"It was a big change delivering me from labor work and total uncertainty," says Joseph. "I had absolutely no idea when the Japanese government will answer my claim as a refugee. It is so hard to be accepted. But at least with a Japanese education, I knew I would not end up with nothing."
He was able to find budget lodging at the nearby Arrupe Refugee Center which had just opened under the direction of a former CTIC director he knew.
Still waiting for a determination on his refugee status and having to renew his temporary visa every six months, Joseph managed to find his way with his studies, employment, and lodging. He worked by day and studied at night.
Building a bridge between Japan and Congo
At work, he was approached by Ebisawa Kenta, a manager who shared Joseph's interest in helping to provide medical care in Africa. The pair became friends and, together, in 2021, created a non-profit organization that connects Japanese professionals with doctors and universities in Congo.
The group provides education to Congolese students and professionals using a web conference system. They currently hold weekly lectures. And while the organization is new and is struggling for the funds it needs to provide students in Congo with computers and access to the internet, Joseph is full of hope.
Beside the lectures, he has online meetups every Friday night with Congolese students to discuss their goals and what lies ahead: "There is so much energy. I would like to bring some of these students to study in Japan," he says.

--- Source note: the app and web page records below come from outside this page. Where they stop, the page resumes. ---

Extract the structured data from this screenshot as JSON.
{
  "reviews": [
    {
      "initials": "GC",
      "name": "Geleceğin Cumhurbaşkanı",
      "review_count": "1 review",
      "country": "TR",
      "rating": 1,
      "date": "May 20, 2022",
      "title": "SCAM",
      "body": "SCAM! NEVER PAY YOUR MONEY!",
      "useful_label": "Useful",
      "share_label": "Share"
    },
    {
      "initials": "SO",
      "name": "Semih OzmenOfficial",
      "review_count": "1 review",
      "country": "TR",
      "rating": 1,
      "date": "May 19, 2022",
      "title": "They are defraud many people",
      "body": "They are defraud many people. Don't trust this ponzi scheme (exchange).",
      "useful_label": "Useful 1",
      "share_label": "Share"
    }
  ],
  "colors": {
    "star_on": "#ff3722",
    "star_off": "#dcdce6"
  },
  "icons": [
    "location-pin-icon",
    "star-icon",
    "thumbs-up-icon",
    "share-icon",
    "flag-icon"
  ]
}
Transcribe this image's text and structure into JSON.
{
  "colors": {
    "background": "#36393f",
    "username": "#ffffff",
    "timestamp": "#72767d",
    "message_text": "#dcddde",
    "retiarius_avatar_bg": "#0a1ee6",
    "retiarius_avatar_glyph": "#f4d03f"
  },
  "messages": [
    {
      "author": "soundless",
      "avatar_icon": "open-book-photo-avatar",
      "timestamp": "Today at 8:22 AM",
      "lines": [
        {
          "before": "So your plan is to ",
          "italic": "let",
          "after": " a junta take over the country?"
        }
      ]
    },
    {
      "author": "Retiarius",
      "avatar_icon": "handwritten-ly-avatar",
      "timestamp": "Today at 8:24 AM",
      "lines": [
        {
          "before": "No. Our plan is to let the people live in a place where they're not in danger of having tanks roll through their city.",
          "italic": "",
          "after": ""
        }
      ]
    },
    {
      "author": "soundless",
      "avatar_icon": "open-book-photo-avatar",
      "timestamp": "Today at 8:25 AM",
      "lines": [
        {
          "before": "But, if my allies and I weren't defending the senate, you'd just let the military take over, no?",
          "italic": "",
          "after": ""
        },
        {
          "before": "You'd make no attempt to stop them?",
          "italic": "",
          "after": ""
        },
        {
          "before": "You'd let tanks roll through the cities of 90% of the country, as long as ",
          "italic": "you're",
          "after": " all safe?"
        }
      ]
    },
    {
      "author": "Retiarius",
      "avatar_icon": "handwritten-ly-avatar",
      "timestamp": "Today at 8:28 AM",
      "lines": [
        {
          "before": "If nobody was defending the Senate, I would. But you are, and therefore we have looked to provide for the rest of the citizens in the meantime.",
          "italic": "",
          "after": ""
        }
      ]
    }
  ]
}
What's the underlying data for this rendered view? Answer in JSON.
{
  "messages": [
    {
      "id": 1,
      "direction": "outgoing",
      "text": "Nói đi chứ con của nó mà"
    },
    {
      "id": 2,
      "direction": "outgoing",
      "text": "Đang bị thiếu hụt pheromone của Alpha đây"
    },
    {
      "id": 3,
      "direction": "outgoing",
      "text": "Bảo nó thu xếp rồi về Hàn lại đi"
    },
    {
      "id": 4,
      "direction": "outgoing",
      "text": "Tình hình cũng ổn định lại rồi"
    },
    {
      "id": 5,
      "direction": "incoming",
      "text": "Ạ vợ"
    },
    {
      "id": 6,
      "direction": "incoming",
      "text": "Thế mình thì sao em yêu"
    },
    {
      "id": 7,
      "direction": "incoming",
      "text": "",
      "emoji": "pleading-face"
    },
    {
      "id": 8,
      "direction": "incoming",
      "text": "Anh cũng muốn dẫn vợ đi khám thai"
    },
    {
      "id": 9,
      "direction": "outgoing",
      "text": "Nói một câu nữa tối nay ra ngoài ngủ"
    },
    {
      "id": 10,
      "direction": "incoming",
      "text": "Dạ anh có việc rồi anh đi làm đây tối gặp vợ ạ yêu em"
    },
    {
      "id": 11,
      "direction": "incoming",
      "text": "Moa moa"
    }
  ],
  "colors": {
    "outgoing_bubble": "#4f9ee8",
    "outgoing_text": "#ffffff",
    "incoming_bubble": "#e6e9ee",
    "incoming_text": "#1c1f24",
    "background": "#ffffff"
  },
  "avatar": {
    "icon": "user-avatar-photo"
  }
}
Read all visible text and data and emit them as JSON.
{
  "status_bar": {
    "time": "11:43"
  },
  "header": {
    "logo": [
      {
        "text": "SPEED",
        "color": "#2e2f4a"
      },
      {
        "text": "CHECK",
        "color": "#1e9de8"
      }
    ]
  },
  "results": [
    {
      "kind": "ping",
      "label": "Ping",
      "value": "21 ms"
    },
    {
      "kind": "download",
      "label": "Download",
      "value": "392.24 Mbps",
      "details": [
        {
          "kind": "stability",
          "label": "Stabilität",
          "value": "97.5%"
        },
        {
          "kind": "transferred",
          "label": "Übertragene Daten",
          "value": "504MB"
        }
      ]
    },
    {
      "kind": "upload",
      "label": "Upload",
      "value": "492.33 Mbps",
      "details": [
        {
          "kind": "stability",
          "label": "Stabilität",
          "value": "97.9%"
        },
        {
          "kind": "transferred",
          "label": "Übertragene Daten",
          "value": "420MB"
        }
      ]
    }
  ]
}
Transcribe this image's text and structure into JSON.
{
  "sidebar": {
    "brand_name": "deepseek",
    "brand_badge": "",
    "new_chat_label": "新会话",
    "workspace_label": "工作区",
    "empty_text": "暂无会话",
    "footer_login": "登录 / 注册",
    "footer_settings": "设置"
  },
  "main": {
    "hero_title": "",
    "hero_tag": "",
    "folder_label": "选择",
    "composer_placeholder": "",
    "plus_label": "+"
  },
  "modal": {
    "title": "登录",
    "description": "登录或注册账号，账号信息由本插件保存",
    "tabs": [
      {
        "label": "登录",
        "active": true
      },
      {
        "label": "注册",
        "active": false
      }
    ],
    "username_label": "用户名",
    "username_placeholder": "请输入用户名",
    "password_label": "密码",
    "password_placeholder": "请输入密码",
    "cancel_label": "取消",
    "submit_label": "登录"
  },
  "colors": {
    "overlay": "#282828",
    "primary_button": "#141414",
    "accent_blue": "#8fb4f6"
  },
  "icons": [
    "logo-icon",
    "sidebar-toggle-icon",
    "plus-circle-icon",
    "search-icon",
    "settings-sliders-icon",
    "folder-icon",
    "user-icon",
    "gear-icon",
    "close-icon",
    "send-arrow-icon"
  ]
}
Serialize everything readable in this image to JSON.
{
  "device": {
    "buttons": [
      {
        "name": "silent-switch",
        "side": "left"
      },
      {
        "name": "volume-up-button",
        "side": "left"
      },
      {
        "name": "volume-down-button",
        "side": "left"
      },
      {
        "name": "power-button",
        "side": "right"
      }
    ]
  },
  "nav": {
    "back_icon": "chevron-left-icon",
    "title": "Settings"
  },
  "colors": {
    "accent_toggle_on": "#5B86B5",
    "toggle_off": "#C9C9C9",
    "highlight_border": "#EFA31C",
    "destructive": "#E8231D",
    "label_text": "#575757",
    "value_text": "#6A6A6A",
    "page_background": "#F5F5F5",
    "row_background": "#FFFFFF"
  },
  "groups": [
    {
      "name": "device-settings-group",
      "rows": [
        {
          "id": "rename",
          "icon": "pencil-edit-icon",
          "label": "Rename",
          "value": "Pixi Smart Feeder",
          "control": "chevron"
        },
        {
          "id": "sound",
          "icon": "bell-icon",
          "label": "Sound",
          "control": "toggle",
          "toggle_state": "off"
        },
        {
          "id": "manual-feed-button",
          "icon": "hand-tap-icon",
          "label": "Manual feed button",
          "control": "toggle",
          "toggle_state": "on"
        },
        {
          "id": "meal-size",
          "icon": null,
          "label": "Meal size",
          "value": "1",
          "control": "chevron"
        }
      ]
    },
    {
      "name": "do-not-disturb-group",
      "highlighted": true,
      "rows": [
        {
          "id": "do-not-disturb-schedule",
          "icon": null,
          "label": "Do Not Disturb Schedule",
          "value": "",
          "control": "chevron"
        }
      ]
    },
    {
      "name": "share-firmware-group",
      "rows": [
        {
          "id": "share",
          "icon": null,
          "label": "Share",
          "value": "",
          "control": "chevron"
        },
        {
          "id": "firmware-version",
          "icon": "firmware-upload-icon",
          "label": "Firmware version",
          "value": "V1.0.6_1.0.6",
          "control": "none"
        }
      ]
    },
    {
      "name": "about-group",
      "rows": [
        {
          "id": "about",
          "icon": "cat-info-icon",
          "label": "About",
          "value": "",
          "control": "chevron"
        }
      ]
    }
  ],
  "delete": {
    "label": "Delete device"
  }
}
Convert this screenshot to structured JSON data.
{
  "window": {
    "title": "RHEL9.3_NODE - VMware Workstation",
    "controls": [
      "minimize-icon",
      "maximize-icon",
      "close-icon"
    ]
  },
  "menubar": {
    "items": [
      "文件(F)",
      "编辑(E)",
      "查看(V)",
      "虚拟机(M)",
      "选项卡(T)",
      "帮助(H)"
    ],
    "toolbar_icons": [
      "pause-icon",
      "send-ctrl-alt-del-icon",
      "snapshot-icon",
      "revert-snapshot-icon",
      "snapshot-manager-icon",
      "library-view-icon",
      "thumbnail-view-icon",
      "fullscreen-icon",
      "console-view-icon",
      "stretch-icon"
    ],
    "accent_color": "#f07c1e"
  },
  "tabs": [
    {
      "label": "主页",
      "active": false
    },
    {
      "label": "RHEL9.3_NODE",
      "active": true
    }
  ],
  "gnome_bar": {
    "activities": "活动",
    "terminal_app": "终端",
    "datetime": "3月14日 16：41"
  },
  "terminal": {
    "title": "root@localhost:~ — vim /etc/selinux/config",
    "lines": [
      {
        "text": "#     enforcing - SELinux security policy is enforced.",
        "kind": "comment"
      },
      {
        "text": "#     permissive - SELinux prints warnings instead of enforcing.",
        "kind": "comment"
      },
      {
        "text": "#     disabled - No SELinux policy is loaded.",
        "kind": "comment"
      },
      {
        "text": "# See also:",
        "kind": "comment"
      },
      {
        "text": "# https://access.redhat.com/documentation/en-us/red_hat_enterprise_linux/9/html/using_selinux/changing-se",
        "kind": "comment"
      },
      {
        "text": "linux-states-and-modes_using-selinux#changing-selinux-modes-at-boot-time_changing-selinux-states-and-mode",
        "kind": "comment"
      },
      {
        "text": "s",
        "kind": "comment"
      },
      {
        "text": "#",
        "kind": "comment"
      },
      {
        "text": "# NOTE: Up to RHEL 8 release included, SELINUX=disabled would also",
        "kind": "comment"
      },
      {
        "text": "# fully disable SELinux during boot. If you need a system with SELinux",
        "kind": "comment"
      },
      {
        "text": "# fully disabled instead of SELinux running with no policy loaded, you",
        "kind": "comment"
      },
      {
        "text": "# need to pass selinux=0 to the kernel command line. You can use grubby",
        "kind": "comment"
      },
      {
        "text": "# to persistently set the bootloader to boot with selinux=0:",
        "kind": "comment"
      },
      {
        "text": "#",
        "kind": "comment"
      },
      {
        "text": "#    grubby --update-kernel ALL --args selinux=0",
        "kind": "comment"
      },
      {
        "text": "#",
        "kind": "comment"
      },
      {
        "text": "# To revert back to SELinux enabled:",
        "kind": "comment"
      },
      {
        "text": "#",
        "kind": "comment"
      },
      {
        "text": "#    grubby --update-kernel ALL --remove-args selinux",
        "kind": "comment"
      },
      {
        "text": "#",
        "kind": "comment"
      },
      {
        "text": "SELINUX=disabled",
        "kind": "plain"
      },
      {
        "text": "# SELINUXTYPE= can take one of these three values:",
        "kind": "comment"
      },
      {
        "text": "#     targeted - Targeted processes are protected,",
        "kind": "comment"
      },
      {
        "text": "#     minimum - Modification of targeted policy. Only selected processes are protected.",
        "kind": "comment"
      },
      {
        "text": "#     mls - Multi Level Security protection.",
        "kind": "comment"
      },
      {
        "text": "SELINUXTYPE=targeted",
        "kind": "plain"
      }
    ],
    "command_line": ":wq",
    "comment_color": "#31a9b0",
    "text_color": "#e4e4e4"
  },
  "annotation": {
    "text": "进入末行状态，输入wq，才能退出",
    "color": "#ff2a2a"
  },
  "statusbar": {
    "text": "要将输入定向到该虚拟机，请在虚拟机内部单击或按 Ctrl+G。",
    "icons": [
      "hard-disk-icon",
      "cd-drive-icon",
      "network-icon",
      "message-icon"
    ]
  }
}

"Joseph is one of those people who makes you feel instinctively that you want to share his dream and enjoy the journey together. That is his true power," says Shuto.
A bureaucratic blow
In the meantime, Joseph waits patiently for official acceptance. He has had to make continual applications to renew his temporary visa. "You worry about when it will expire all the time and can't live a positive life," he says.
In December 2020, Joseph's initial refugee application was rejected. That came as a shock for him and his many supporters. Ebisawa and his colleagues rushed to help and found themselves surprised to learn about the low 0.5% rate of refugee status acceptance in Japan. They were also concerned that Joseph could end up in detention if his visa was not renewed.
With the help of his employer and WELgee's legal specialist, Joseph applied for a regular one-year working visa as an Engineer/Specialist in Humanities/International Services. It was a complex process but he was finally granted the visa last year.
"I feel I had been constantly living in the clutches of the Immigration Bureau so it was a relief," Joseph says. But he insists he is a refugee and wants to be recognized as one. He has lodged a second application and is awaiting an outcome.
Joseph now gives advice to other asylum seekers through WELgee. "Everything is connected in Japanese society," he says. "I trust that with hard work, respecting the rules and co-operating with people, the dots can somehow connect."
Joseph is still seeking ways to be reunited with his wife and child he has not seen for four years. The bureaucratic process could take years, meaning he will miss out on watching his child grow. That heartache comes as he builds a bridge between the medical system of Japan and Congo, forging links and winning support.
NHK is not revealing Joseph's real name due to fears for the safety of his family in DR Congo.